━━━━━ Supplied records ━━━━━

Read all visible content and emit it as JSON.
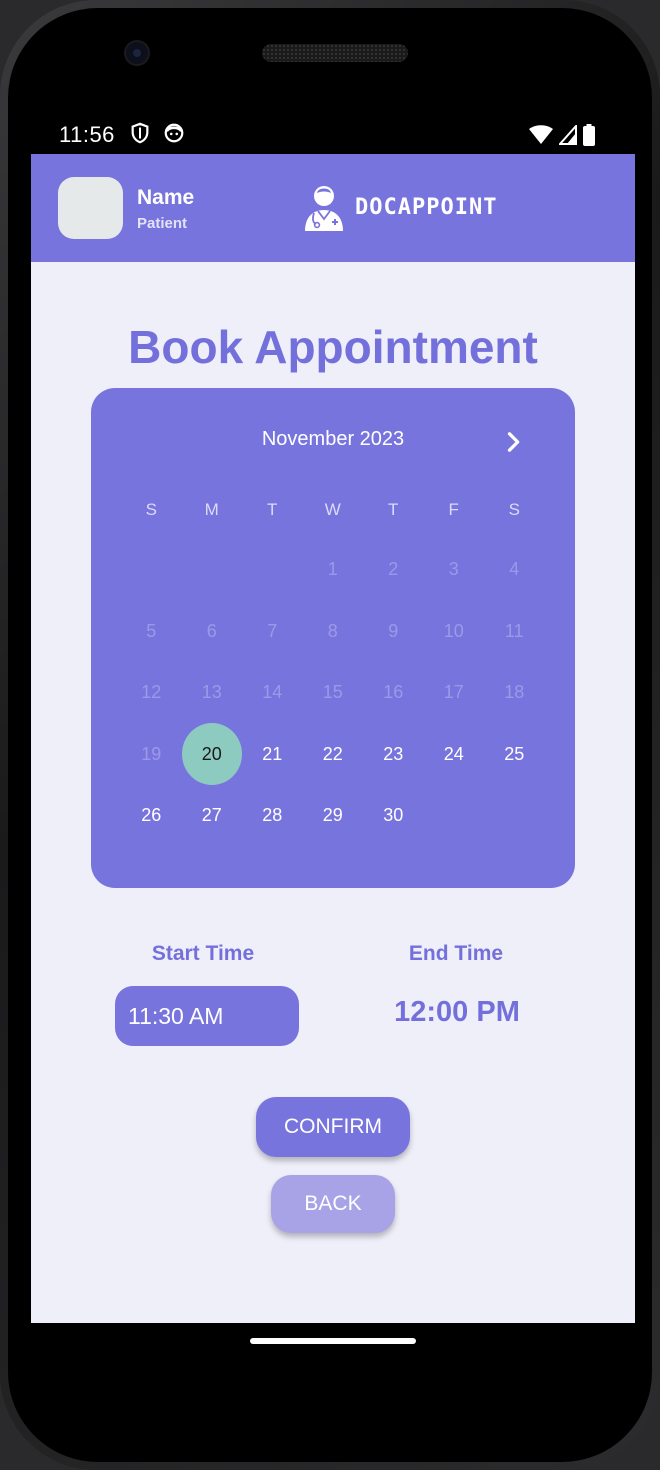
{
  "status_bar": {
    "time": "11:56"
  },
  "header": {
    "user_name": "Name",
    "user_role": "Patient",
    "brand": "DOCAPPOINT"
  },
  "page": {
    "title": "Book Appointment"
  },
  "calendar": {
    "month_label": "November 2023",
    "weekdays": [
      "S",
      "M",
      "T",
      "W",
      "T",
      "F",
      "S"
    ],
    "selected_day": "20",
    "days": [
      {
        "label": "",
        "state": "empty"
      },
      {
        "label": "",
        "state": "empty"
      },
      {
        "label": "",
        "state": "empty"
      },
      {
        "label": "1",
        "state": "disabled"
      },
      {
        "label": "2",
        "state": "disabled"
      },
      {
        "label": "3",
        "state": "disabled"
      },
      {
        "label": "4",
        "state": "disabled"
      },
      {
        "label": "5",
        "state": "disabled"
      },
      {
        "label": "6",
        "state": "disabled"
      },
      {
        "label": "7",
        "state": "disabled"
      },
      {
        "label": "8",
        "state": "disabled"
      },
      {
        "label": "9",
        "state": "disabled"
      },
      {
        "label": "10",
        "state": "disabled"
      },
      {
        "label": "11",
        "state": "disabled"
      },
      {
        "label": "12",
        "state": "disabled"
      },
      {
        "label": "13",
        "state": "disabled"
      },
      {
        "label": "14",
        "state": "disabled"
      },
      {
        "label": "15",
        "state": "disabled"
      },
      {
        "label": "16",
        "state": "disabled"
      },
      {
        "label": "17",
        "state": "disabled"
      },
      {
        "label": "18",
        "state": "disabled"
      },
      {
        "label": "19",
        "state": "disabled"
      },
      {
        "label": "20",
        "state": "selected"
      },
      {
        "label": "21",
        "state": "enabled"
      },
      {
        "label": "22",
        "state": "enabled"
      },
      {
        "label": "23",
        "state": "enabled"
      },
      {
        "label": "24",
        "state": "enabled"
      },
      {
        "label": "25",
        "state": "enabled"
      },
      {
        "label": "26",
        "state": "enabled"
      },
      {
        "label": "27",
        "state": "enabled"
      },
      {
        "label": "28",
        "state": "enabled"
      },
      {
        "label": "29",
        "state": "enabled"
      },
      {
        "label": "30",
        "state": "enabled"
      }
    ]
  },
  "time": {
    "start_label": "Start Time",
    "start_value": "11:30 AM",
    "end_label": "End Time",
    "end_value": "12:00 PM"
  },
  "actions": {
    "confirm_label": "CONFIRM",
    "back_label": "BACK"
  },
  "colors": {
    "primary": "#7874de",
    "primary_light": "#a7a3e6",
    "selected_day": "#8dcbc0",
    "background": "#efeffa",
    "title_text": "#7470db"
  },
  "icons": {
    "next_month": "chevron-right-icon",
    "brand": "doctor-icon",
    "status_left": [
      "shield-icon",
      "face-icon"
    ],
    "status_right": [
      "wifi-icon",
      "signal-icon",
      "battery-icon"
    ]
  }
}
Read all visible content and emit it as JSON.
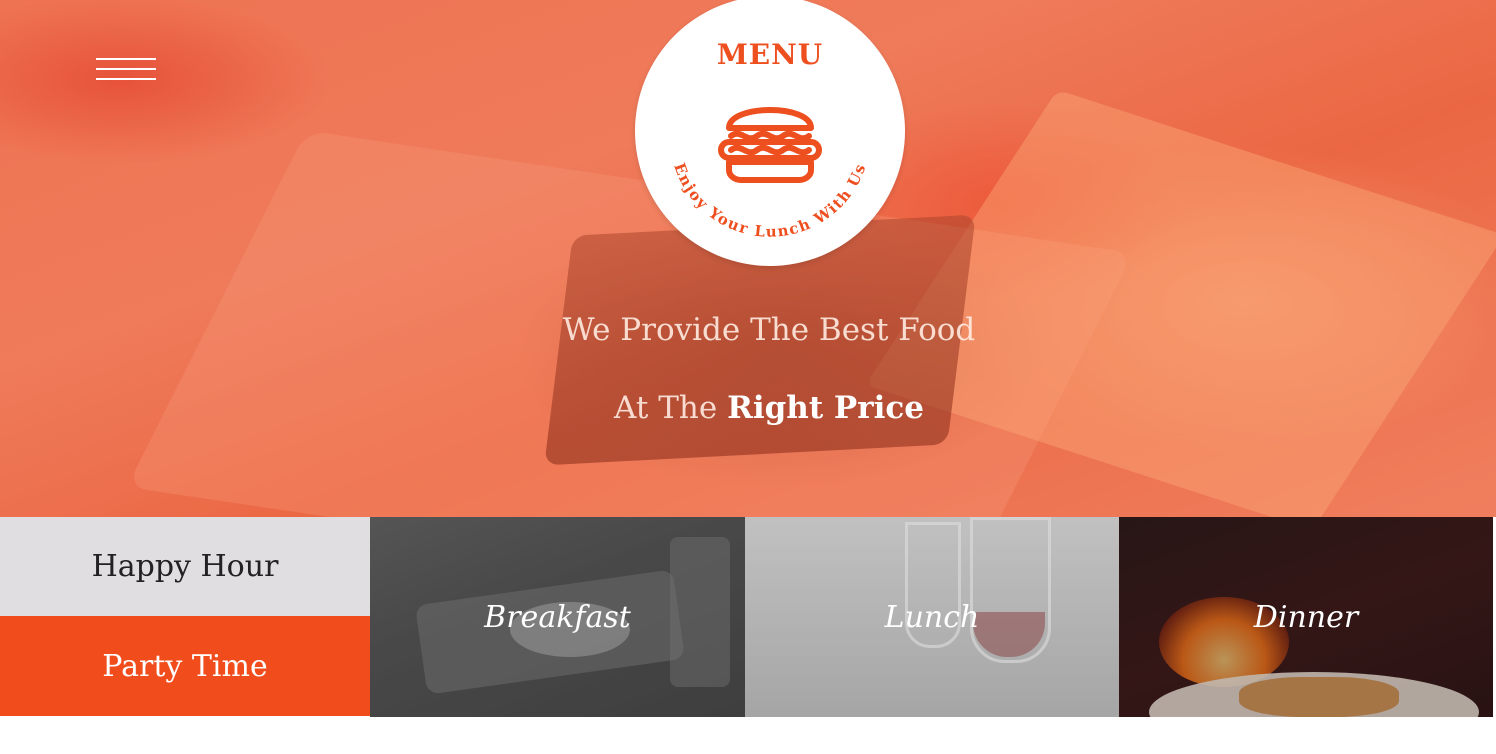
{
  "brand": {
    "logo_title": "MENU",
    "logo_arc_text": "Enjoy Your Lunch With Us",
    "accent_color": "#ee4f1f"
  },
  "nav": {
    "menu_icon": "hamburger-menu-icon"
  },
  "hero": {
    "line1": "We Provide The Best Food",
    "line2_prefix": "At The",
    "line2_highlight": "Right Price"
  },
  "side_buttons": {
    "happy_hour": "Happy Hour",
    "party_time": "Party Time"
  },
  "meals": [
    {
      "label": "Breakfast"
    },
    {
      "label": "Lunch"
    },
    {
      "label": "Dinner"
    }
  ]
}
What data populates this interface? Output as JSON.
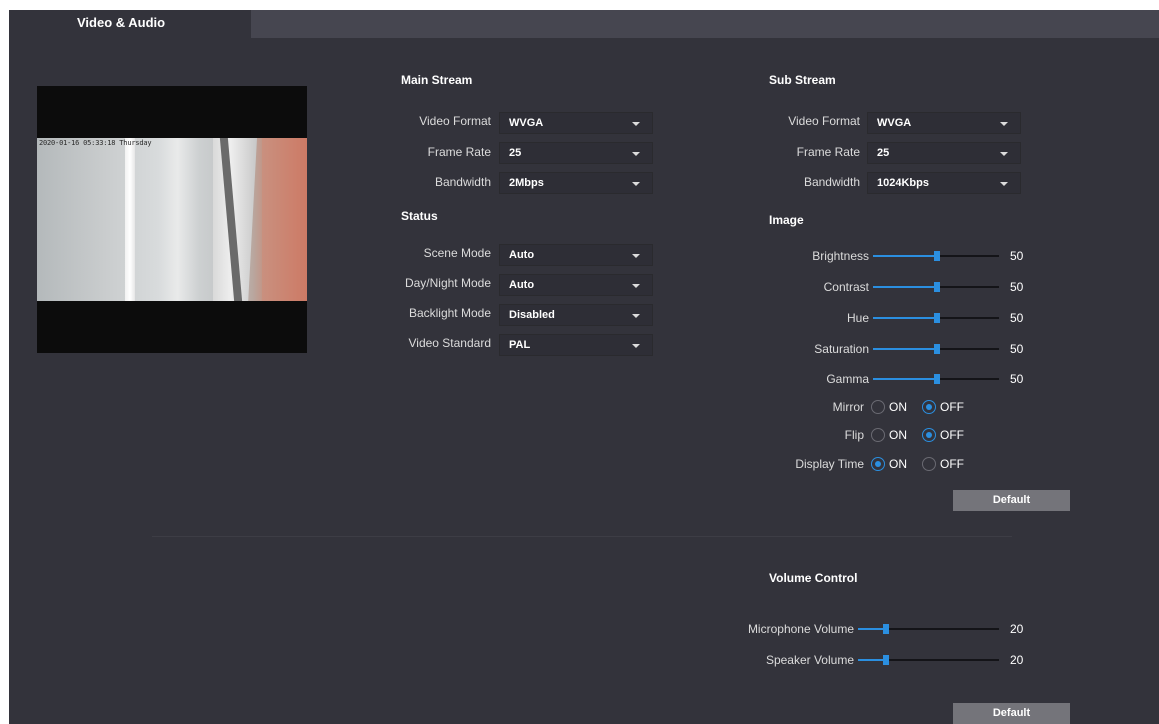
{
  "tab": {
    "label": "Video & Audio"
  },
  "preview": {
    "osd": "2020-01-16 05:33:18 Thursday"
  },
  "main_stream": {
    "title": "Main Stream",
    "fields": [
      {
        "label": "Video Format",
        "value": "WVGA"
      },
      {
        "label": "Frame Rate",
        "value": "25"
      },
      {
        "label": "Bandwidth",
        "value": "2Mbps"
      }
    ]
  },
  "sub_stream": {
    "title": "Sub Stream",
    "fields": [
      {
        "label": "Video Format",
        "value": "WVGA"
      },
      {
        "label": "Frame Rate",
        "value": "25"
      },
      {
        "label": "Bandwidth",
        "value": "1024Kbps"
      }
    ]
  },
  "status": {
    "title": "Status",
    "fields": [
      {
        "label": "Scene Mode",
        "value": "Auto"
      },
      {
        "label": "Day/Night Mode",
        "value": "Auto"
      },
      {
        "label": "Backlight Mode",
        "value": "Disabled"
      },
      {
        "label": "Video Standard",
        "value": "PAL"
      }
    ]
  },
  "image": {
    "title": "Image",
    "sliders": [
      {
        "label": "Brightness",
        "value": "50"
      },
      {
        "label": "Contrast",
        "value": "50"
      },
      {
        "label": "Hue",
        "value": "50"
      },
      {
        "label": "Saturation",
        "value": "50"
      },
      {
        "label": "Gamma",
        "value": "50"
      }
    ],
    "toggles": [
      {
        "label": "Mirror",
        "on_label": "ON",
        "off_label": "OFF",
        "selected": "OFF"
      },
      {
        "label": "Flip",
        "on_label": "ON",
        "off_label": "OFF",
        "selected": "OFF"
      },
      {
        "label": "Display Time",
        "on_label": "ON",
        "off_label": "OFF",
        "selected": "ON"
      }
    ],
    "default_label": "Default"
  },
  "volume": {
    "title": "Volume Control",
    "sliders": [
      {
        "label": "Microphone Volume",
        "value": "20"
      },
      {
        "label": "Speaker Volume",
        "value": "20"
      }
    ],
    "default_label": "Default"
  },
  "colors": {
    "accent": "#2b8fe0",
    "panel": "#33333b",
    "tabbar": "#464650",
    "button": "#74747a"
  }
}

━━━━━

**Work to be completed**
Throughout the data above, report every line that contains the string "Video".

**Response to the exercise**
    "label": "Video & Audio"
        "label": "Video Format",
        "label": "Video Format",
        "label": "Video Standard",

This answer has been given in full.